Ask An Expert: What is a Horizontal Levee?

Ask An Expert: What is a Horizontal Levee? Infographic of a slice of land gently sloping from San Francisco Bay to the Uplands You may have heard the term “horizontal levee” used to describe some of Save The Bay’s restoration work. “Levee” evokes something high and hard, like a dike or reinforced embankment, to stop water from encroaching on land. So how can a levee be horizontal – and what is a horizontal levee?
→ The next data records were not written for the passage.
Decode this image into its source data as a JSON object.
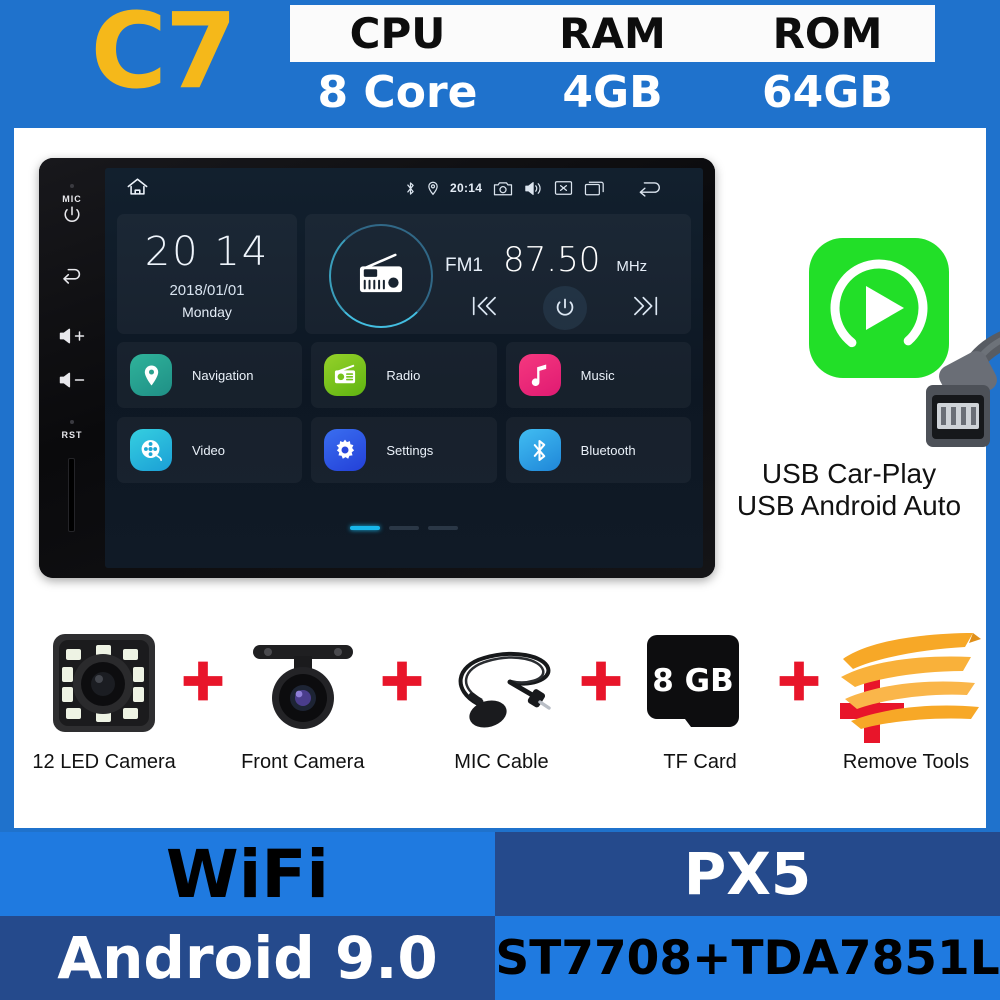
{
  "header": {
    "model": "C7",
    "specs": [
      {
        "label": "CPU",
        "value": "8 Core"
      },
      {
        "label": "RAM",
        "value": "4GB"
      },
      {
        "label": "ROM",
        "value": "64GB"
      }
    ]
  },
  "head_unit": {
    "bezel_buttons": [
      {
        "name": "mic",
        "label": "MIC"
      },
      {
        "name": "power",
        "label": ""
      },
      {
        "name": "back",
        "label": ""
      },
      {
        "name": "volume-up",
        "label": ""
      },
      {
        "name": "volume-down",
        "label": ""
      },
      {
        "name": "reset",
        "label": "RST"
      }
    ],
    "status_bar": {
      "time": "20:14",
      "icons": [
        "bluetooth-icon",
        "location-icon",
        "camera-icon",
        "volume-icon",
        "mute-icon",
        "recents-icon",
        "back-icon"
      ]
    },
    "home_icon": "home-icon",
    "clock": {
      "time": "20 14",
      "date": "2018/01/01",
      "weekday": "Monday"
    },
    "radio": {
      "band": "FM1",
      "frequency": "87.50",
      "unit": "MHz",
      "prev_icon": "previous-icon",
      "power_icon": "power-icon",
      "next_icon": "next-icon",
      "app_icon": "radio-icon"
    },
    "apps": [
      {
        "label": "Navigation",
        "icon": "location-pin-icon"
      },
      {
        "label": "Radio",
        "icon": "radio-icon"
      },
      {
        "label": "Music",
        "icon": "music-note-icon"
      },
      {
        "label": "Video",
        "icon": "film-reel-icon"
      },
      {
        "label": "Settings",
        "icon": "gear-icon"
      },
      {
        "label": "Bluetooth",
        "icon": "bluetooth-icon"
      }
    ],
    "pages": {
      "count": 3,
      "active": 1
    }
  },
  "carplay": {
    "icon": "carplay-icon",
    "cable_icon": "usb-cable-icon",
    "line1": "USB Car-Play",
    "line2": "USB Android Auto",
    "plus": "+"
  },
  "accessories": {
    "plus": "+",
    "items": [
      {
        "label": "12 LED Camera",
        "icon": "led-camera-icon"
      },
      {
        "label": "Front Camera",
        "icon": "front-camera-icon"
      },
      {
        "label": "MIC Cable",
        "icon": "microphone-cable-icon"
      },
      {
        "label": "TF Card",
        "icon": "tf-card-icon",
        "capacity": "8 GB"
      },
      {
        "label": "Remove Tools",
        "icon": "pry-tools-icon"
      }
    ]
  },
  "footer": {
    "wifi": "WiFi",
    "cpu_platform": "PX5",
    "android": "Android 9.0",
    "chipset": "ST7708+TDA7851L"
  },
  "colors": {
    "brand_blue": "#1f72cc",
    "model_yellow": "#f5b81a",
    "plus_red": "#e8152a",
    "footer_light": "#1f7ae0",
    "footer_dark": "#254a8c",
    "carplay_green": "#22df28"
  }
}
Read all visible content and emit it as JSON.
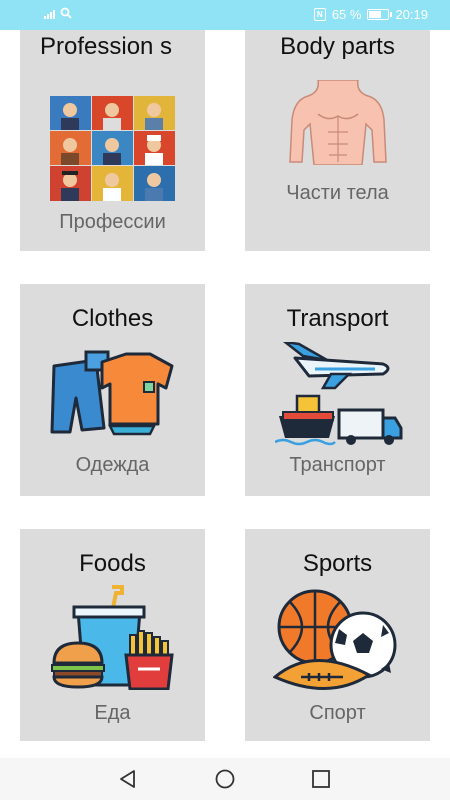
{
  "status": {
    "battery": "65 %",
    "time": "20:19"
  },
  "categories": [
    {
      "title": "Profession s",
      "subtitle": "Профессии"
    },
    {
      "title": "Body parts",
      "subtitle": "Части тела"
    },
    {
      "title": "Clothes",
      "subtitle": "Одежда"
    },
    {
      "title": "Transport",
      "subtitle": "Транспорт"
    },
    {
      "title": "Foods",
      "subtitle": "Еда"
    },
    {
      "title": "Sports",
      "subtitle": "Спорт"
    }
  ],
  "nav": {
    "back_icon": "back-triangle-icon",
    "home_icon": "home-circle-icon",
    "recents_icon": "recents-square-icon"
  }
}
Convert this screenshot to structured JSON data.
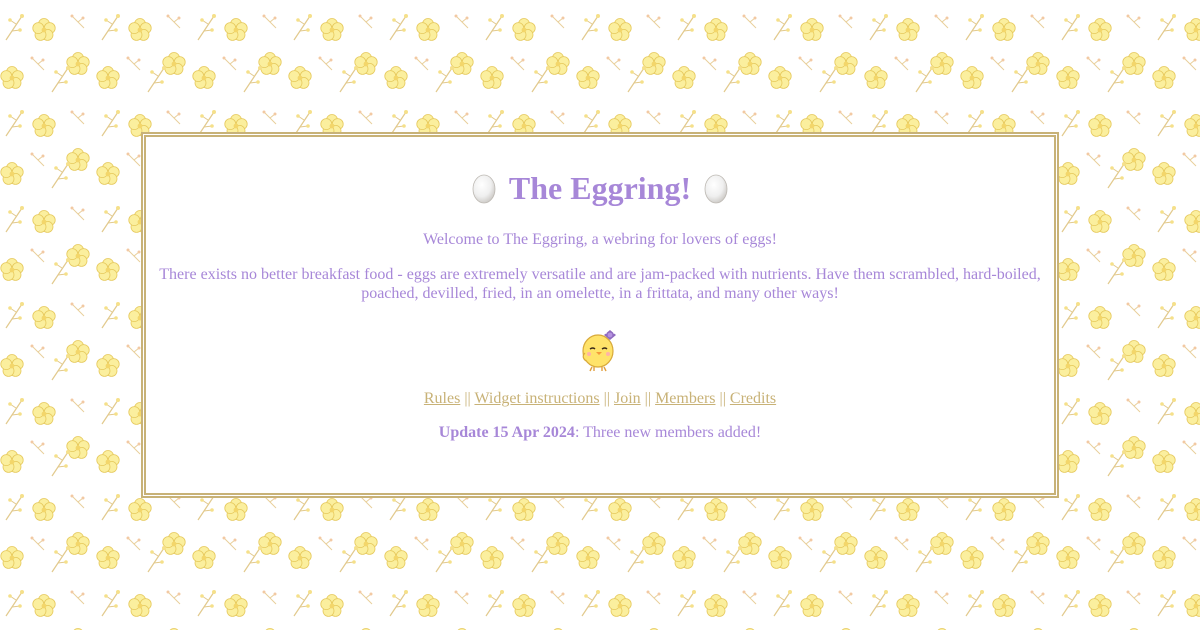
{
  "header": {
    "title": "The Eggring!",
    "left_icon": "egg-icon",
    "right_icon": "egg-icon"
  },
  "intro": {
    "welcome": "Welcome to The Eggring, a webring for lovers of eggs!",
    "description": "There exists no better breakfast food - eggs are extremely versatile and are jam-packed with nutrients. Have them scrambled, hard-boiled, poached, devilled, fried, in an omelette, in a frittata, and many other ways!"
  },
  "mascot": {
    "icon": "chick-icon"
  },
  "nav": {
    "links": [
      {
        "label": "Rules"
      },
      {
        "label": "Widget instructions"
      },
      {
        "label": "Join"
      },
      {
        "label": "Members"
      },
      {
        "label": "Credits"
      }
    ],
    "separator": "||"
  },
  "update": {
    "date_label": "Update 15 Apr 2024",
    "message": ": Three new members added!"
  },
  "colors": {
    "text_purple": "#a787d8",
    "link_gold": "#c8b277",
    "border_gold": "#c8b277",
    "flower_yellow": "#f7e58a",
    "branch_tan": "#e3c98a"
  }
}
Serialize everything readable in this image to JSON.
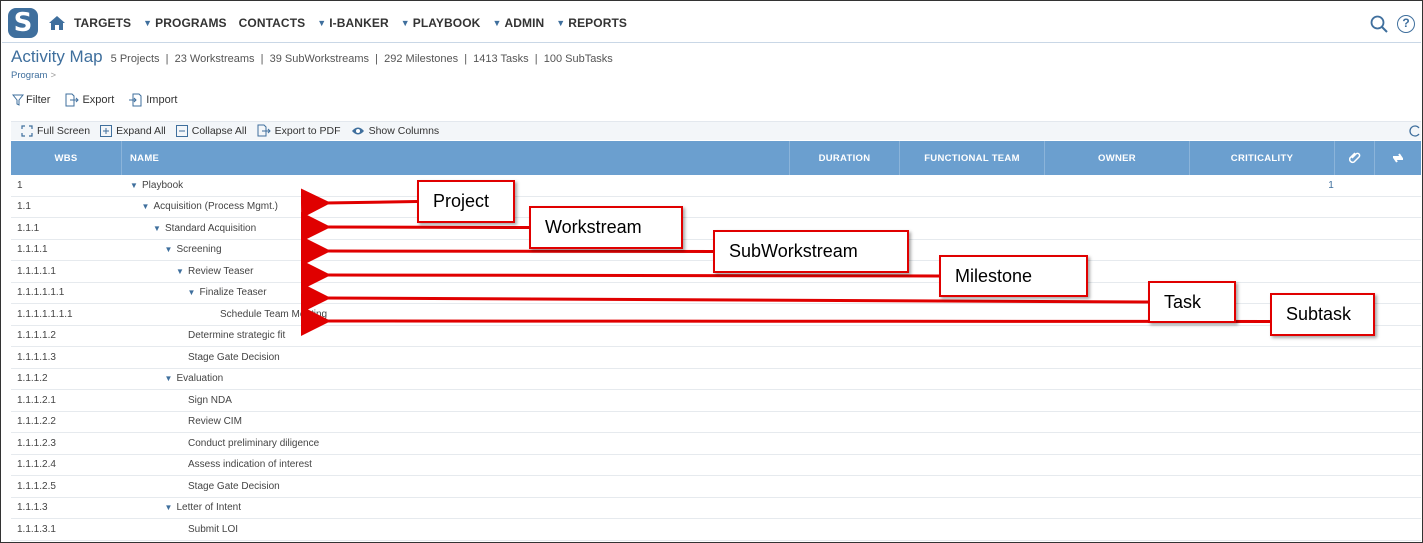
{
  "nav": {
    "logo": "S",
    "items": [
      {
        "label": "TARGETS",
        "chevron": false
      },
      {
        "label": "PROGRAMS",
        "chevron": true
      },
      {
        "label": "CONTACTS",
        "chevron": false
      },
      {
        "label": "I-BANKER",
        "chevron": true
      },
      {
        "label": "PLAYBOOK",
        "chevron": true
      },
      {
        "label": "ADMIN",
        "chevron": true
      },
      {
        "label": "REPORTS",
        "chevron": true
      }
    ],
    "help": "?"
  },
  "header": {
    "title": "Activity Map",
    "stats": "5 Projects  |  23 Workstreams  |  39 SubWorkstreams  |  292 Milestones  |  1413 Tasks  |  100 SubTasks",
    "breadcrumb": "Program",
    "breadcrumb_sep": ">"
  },
  "actions": {
    "filter": "Filter",
    "export": "Export",
    "import": "Import"
  },
  "toolbar": {
    "full_screen": "Full Screen",
    "expand_all": "Expand All",
    "collapse_all": "Collapse All",
    "export_pdf": "Export to PDF",
    "show_columns": "Show Columns"
  },
  "grid": {
    "columns": {
      "wbs": "WBS",
      "name": "NAME",
      "duration": "DURATION",
      "functional_team": "FUNCTIONAL TEAM",
      "owner": "OWNER",
      "criticality": "CRITICALITY"
    },
    "rows": [
      {
        "wbs": "1",
        "name": "Playbook",
        "level": 0,
        "expanded": true,
        "attachments": "1"
      },
      {
        "wbs": "1.1",
        "name": "Acquisition (Process Mgmt.)",
        "level": 1,
        "expanded": true,
        "attachments": ""
      },
      {
        "wbs": "1.1.1",
        "name": "Standard Acquisition",
        "level": 2,
        "expanded": true,
        "attachments": ""
      },
      {
        "wbs": "1.1.1.1",
        "name": "Screening",
        "level": 3,
        "expanded": true,
        "attachments": ""
      },
      {
        "wbs": "1.1.1.1.1",
        "name": "Review Teaser",
        "level": 4,
        "expanded": true,
        "attachments": ""
      },
      {
        "wbs": "1.1.1.1.1.1",
        "name": "Finalize Teaser",
        "level": 5,
        "expanded": true,
        "attachments": ""
      },
      {
        "wbs": "1.1.1.1.1.1.1",
        "name": "Schedule Team Meeting",
        "level": 6,
        "expanded": false,
        "attachments": ""
      },
      {
        "wbs": "1.1.1.1.2",
        "name": "Determine strategic fit",
        "level": 4,
        "expanded": false,
        "attachments": ""
      },
      {
        "wbs": "1.1.1.1.3",
        "name": "Stage Gate Decision",
        "level": 4,
        "expanded": false,
        "attachments": ""
      },
      {
        "wbs": "1.1.1.2",
        "name": "Evaluation",
        "level": 3,
        "expanded": true,
        "attachments": ""
      },
      {
        "wbs": "1.1.1.2.1",
        "name": "Sign NDA",
        "level": 4,
        "expanded": false,
        "attachments": ""
      },
      {
        "wbs": "1.1.1.2.2",
        "name": "Review CIM",
        "level": 4,
        "expanded": false,
        "attachments": ""
      },
      {
        "wbs": "1.1.1.2.3",
        "name": "Conduct preliminary diligence",
        "level": 4,
        "expanded": false,
        "attachments": ""
      },
      {
        "wbs": "1.1.1.2.4",
        "name": "Assess indication of interest",
        "level": 4,
        "expanded": false,
        "attachments": ""
      },
      {
        "wbs": "1.1.1.2.5",
        "name": "Stage Gate Decision",
        "level": 4,
        "expanded": false,
        "attachments": ""
      },
      {
        "wbs": "1.1.1.3",
        "name": "Letter of Intent",
        "level": 3,
        "expanded": true,
        "attachments": ""
      },
      {
        "wbs": "1.1.1.3.1",
        "name": "Submit LOI",
        "level": 4,
        "expanded": false,
        "attachments": ""
      }
    ]
  },
  "annotations": [
    {
      "label": "Project",
      "target_row": 1
    },
    {
      "label": "Workstream",
      "target_row": 2
    },
    {
      "label": "SubWorkstream",
      "target_row": 3
    },
    {
      "label": "Milestone",
      "target_row": 4
    },
    {
      "label": "Task",
      "target_row": 5
    },
    {
      "label": "Subtask",
      "target_row": 6
    }
  ],
  "colors": {
    "brand": "#3f6f9d",
    "header_bg": "#6b9fcf",
    "annotation": "#e00000"
  }
}
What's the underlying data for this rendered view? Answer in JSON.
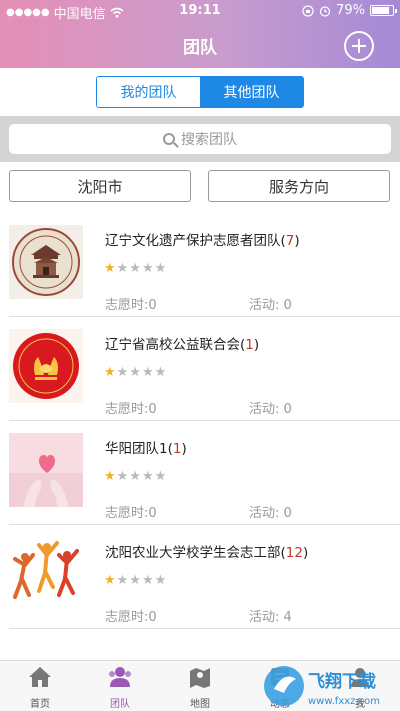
{
  "status_bar": {
    "carrier": "中国电信",
    "time": "19:11",
    "battery": "79%",
    "battery_level": 0.79
  },
  "header": {
    "title": "团队"
  },
  "segment": {
    "tabs": [
      {
        "label": "我的团队",
        "active": false
      },
      {
        "label": "其他团队",
        "active": true
      }
    ]
  },
  "search": {
    "placeholder": "搜索团队"
  },
  "filters": {
    "city": "沈阳市",
    "direction": "服务方向"
  },
  "teams": [
    {
      "name": "辽宁文化遗产保护志愿者团队",
      "count": "7",
      "rating": 1,
      "hours_label": "志愿时:",
      "hours": "0",
      "activity_label": "活动:",
      "activity": "0",
      "avatar": "seal-logo"
    },
    {
      "name": "辽宁省高校公益联合会",
      "count": "1",
      "rating": 1,
      "hours_label": "志愿时:",
      "hours": "0",
      "activity_label": "活动:",
      "activity": "0",
      "avatar": "red-hands-logo"
    },
    {
      "name": "华阳团队1",
      "count": "1",
      "rating": 1,
      "hours_label": "志愿时:",
      "hours": "0",
      "activity_label": "活动:",
      "activity": "0",
      "avatar": "pink-heart-photo"
    },
    {
      "name": "沈阳农业大学校学生会志工部",
      "count": "12",
      "rating": 1,
      "hours_label": "志愿时:",
      "hours": "0",
      "activity_label": "活动:",
      "activity": "4",
      "avatar": "jumping-people-art"
    }
  ],
  "tabbar": {
    "items": [
      {
        "label": "首页",
        "icon": "home-icon"
      },
      {
        "label": "团队",
        "icon": "team-icon",
        "active": true
      },
      {
        "label": "地图",
        "icon": "map-icon"
      },
      {
        "label": "动态",
        "icon": "feed-icon"
      },
      {
        "label": "我",
        "icon": "user-icon"
      }
    ]
  },
  "watermark": {
    "brand": "飞翔下载",
    "url": "www.fxxz.com"
  },
  "colors": {
    "accent": "#1e88e5",
    "header_start": "#e58fb6",
    "header_end": "#a58ad6",
    "count": "#c0392b",
    "star": "#f2b01e",
    "active_tab": "#9b59b6"
  }
}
Horizontal levees are wide, gently sloping, vegetated buffers of land that prevent water from moving inland. Instead of traditional, mounded, narrow levees or hardened structures, horizontal levees are a nature-based solution to protect communities from flooding and sea level rise. Combining a gradual incline of land with tidal marsh, horizontal levees reduce flood risk through wave attenuation and vegetative protection. By growing plants suited for the habitat transition zone on a slope, horizontal levees are better suited to adapt to rising sea levels.

Horizontal levees combine the function of a levee with restored native habitat along the slope. The native vegetation supplies refuge for local wildlife and filters pollutants from higher in the watershed or, for some horizontal levee projects, treated wastewater.

Our work with Horizontal Levees

Timelapse of plants growing on a horizontal levee from February 2016 to August 2017 In 2015, Save The Bay worked on a horizontal levee project at the Oro Loma Sanitary District Treatment Plant. The Oro Loma Horizontal Levee Demonstration Project is an exciting experiment looking at ways to combat regional impacts from sea rise and provide conditions to research the efficacy of wastewater filtration. In this project, Save The Bay worked in partnership to collect over 4 million seeds and propagated over 70,000 plants in our nurseries and raised beds. Over 200 volunteers helped us successfully plant along the horizontal levee. Plants growing on a horizontal levee Save The Bay is currently working to vegetate 9.6 acres of a horizontal levee at the Ravenswood complex of the South Bay Salt Pond Restoration Project near Menlo Park. The project will expand to include a nearby stretch of shoreline, eventually greening 25 acres in total. Because of the large-scale nature of this project, Save The Bay is combining traditional restoration methods of planting native species by hand and spreading seed mixes, with new strategies utilizing farming equipment to help spread the rhizomes of native grasses and forbs throughout the area.